UK/EU treaty on Gib ‘complicated, but not impossible’
The legal framework underpinning a UK/EU treaty on Gibraltar will be “very complicated” but “should not be impossible” to agree, according to a senior European Commission official who was deputy to former Brexit negotiator Michel Barnier.
Clara Martinez Alberola, who is currently the acting head of the Commission’s Task Force for Relations with the UK, said it should be possible to negotiate a “special” agreement for Gibraltar, much as the EU and the UK adopted a “very creative” post-Brexit model for Northern Ireland.
Speaking to Spain’s Efe news agency, she said the Commission was currently preparing a negotiating mandate “without touching on sovereignty issues, without touching on security issues or anything like that”.
But she added “the legal formula is complicated, very complicated”, with the Commission guarding against creating any precedent that could complicate negotiations with other third countries.
The EU and the UK, along with Gibraltar, will negotiate a treaty in the coming weeks and months to give effect to the framework agreement announced on New Year’s Eve.
The framework agreement opens the door to a treaty that could see Gibraltar become part of the Schengen area, effectively suppressing immigration controls at the border. The Rock could potentially enter customs arrangements with the EU too.
The framework agreement envisages a four-year implementation period during which Spain would have responsibility for Schengen checks on the Rock, but Frontex officers would carry out the work on the ground.
What happens beyond those four years has proved controversial – the presence of Spanish officers in Gibraltar
is a red line for the Gibraltar Government – but remains an unanswered question.
Ms Martinez said there was “no interest” in prolonging the negotiations for the treaty which, other than the need for an “innovative” legal formula, would essentially “reproduce” the contents of the framework agreement.

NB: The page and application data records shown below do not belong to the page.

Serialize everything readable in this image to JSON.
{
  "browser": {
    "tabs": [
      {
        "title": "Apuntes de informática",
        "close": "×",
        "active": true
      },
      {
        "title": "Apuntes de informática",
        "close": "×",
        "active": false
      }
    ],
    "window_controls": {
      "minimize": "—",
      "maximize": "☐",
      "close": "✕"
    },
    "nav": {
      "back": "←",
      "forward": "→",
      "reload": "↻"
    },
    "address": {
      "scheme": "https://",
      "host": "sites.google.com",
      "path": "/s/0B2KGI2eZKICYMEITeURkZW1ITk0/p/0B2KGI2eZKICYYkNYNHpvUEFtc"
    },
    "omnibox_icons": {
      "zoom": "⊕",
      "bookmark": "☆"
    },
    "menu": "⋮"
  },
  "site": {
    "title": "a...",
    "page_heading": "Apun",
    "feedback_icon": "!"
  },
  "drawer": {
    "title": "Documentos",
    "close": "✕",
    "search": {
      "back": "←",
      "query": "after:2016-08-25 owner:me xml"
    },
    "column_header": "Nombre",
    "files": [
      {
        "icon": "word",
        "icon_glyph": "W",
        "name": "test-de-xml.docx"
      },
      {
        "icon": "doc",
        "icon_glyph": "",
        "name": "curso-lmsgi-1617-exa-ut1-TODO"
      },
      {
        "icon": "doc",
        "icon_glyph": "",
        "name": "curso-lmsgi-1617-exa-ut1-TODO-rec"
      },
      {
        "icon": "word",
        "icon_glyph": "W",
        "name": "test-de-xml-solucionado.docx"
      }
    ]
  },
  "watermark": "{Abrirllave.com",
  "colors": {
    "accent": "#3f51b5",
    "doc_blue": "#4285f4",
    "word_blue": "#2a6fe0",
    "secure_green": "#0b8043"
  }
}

And she made clear too that while the treaty was of fundamental importance to Gibraltar and the neighbouring Campo de Gibraltar, it was not a priority for the EU.
"Let's be clear, the rest of the European Union should not be concerned about Gibraltar..,” she told Efe.
“It is a very localised problem, very specific, very important for Spain and Gibraltarians, but without great economic or political effects for the rest of Europe.”